*SUPPLIED MATERIAL*:
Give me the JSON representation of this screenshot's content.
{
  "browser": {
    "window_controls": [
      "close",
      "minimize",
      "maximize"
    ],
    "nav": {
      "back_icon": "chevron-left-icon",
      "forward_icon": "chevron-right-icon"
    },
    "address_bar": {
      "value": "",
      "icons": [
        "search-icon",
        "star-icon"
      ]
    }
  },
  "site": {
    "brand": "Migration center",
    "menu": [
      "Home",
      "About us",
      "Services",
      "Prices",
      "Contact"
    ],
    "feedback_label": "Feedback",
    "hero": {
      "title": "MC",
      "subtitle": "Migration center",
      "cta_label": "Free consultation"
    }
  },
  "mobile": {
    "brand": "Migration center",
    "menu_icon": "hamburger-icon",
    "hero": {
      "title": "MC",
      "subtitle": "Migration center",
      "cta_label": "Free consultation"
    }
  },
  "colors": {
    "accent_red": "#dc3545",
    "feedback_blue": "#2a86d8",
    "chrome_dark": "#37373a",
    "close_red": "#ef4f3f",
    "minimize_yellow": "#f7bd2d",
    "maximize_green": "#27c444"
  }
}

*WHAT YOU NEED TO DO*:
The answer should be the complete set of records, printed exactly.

*TASK SOLUTION*:
Give me the JSON representation of this screenshot's content.
{
  "browser": {
    "window_controls": [
      "close",
      "minimize",
      "maximize"
    ],
    "nav": {
      "back_icon": "chevron-left-icon",
      "forward_icon": "chevron-right-icon"
    },
    "address_bar": {
      "value": "",
      "icons": [
        "search-icon",
        "star-icon"
      ]
    }
  },
  "site": {
    "brand": "Migration center",
    "menu": [
      "Home",
      "About us",
      "Services",
      "Prices",
      "Contact"
    ],
    "feedback_label": "Feedback",
    "hero": {
      "title": "MC",
      "subtitle": "Migration center",
      "cta_label": "Free consultation"
    }
  },
  "mobile": {
    "brand": "Migration center",
    "menu_icon": "hamburger-icon",
    "hero": {
      "title": "MC",
      "subtitle": "Migration center",
      "cta_label": "Free consultation"
    }
  },
  "colors": {
    "accent_red": "#dc3545",
    "feedback_blue": "#2a86d8",
    "chrome_dark": "#37373a",
    "close_red": "#ef4f3f",
    "minimize_yellow": "#f7bd2d",
    "maximize_green": "#27c444"
  }
}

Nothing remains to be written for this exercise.